I do remember that as the series ground on, I liked the characters less and less. Garion, somehow, became even less interesting with every book. This is a truly stunning literary acheivement, except sort of in reverse. Especially Polgara. She was actually cool, matronly, and likeable in the first book… not so much with every succeeding book. Geez, I thin the only characters I didn’t wind up despising were Sadi (? - the Nyissian majordomo, who used fistfulls of drugs as melee weapon :D) and Durnik.

Was this directed at me? If so the wiki page for Belgarath covers some of what I remember noticing. The last item:

In Sorceress of Darshiva, Beldin and Belgarath discuss Beldin’s first use of magic, discussing how Beldin was angry with Belgarath and did damage to a tree, yet in Belgarath Beldin is the first known example of naturally being able to use the Will and the Word.

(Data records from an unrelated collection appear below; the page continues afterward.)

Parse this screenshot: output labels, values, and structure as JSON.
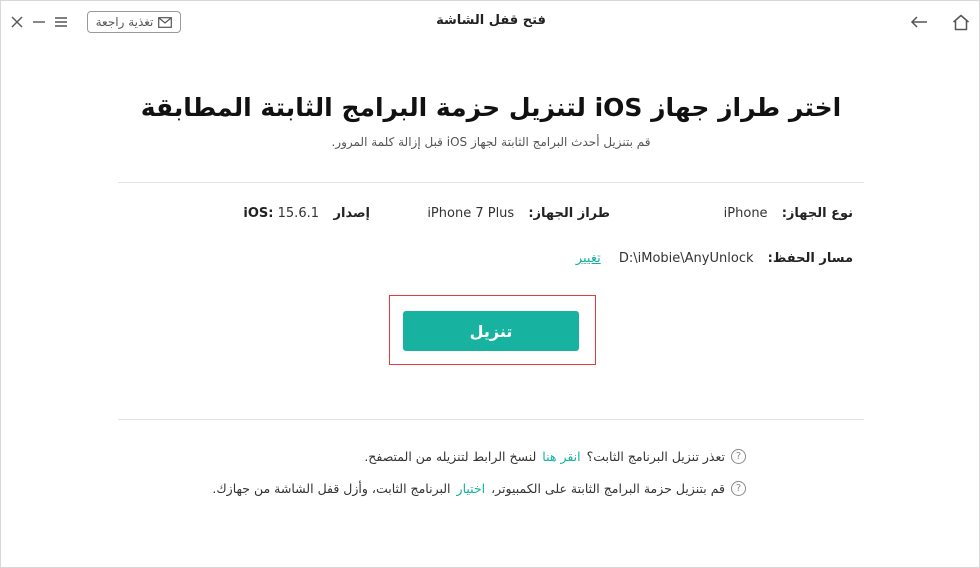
{
  "titlebar": {
    "title": "فتح قفل الشاشة",
    "feedback_label": "تغذية راجعة"
  },
  "icons": {
    "close": "close-icon",
    "minimize": "minimize-icon",
    "menu": "menu-icon",
    "mail": "mail-icon",
    "back": "back-arrow-icon",
    "home": "home-icon",
    "help": "question-circle-icon"
  },
  "main": {
    "headline": "اختر طراز جهاز iOS لتنزيل حزمة البرامج الثابتة المطابقة",
    "subhead": "قم بتنزيل أحدث البرامج الثابتة لجهاز iOS قبل إزالة كلمة المرور."
  },
  "device": {
    "type_label": "نوع الجهاز:",
    "type_value": "iPhone",
    "model_label": "طراز الجهاز:",
    "model_value": "iPhone 7 Plus",
    "ios_label": "إصدار iOS:",
    "ios_value": "15.6.1",
    "path_label": "مسار الحفظ:",
    "path_value": "D:\\iMobie\\AnyUnlock",
    "change_label": "تغيير"
  },
  "download_button_label": "تنزيل",
  "notes": {
    "note1_prefix": "تعذر تنزيل البرنامج الثابت؟",
    "note1_link": "انقر هنا",
    "note1_suffix": "لنسخ الرابط لتنزيله من المتصفح.",
    "note2_prefix": "قم بتنزيل حزمة البرامج الثابتة على الكمبيوتر،",
    "note2_link": "اختيار",
    "note2_suffix": "البرنامج الثابت، وأزل قفل الشاشة من جهازك."
  },
  "colors": {
    "accent": "#18b3a0",
    "highlight": "#e23b3b"
  }
}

Is what really annoyed me. In Sorceress they make a BIG DEAL out of spontaneous sorcery so much they have to drop the quest to go talk to a guy about it. Beldin and Belgarath talk about how depressing it is they studied for years and a few people just pick it up. This can’t be waved away as ‘differing memories’ the way some of the other continuity problems are it directly flies in the face of that entire scene (which leads to a major plot point). Really it was just a way to make Beldin all the more badass. I was already kinda tired of Eddings at that point but that was a real deal breaker. Either very sloppy or he just didn’t care.

I’ve always thought the female characters were written by Leigh. I actually really liked Belgarath, which I read (accidentally) before the Belgariad. *Then *I read that, and Polgara.

I hate Polgara. She was more than a bitch - she emasculated her father and all other men at every opportunity.

I hate all of the main female characters, just about. I too like the queens - Poleyn, and Layla, and I also like Velvet. But Ce’nedra really just made me want to kill her. Not bitch-slap her or yell at her but truly throttle her right to death.

This is why I really don’t like to read books centered around females - they’re handled so badly. It’s OK for Belgarath to just be himself but females always have to be something else. Something more than just themselves.

OP, I am with you 110%. As for Althalus, the best part of that book was on the book jacket - which fooled me into buying it long ago. That one was even worse. I wanted to read about a thief, dammit, not a toady.

The Elenium? Re-read that one recently, too, and yes, it was the exact same story. Tho I really did like Sparhawk.

I believe so; even the least powerful and competent people who can do that are immortal.

As I recall, the explanation is that sorcery tends to make people age to a state that reflects a combination of their self image and desires. So naturally, sorceresses end up all looking young because wanting to look young is the norm for women. As opposed to men, for whom looking older is often advantageous; it’s mentioned that Belgararth looks old, but has a fit, muscular body under that robe; the appearance of age, the strength of youth…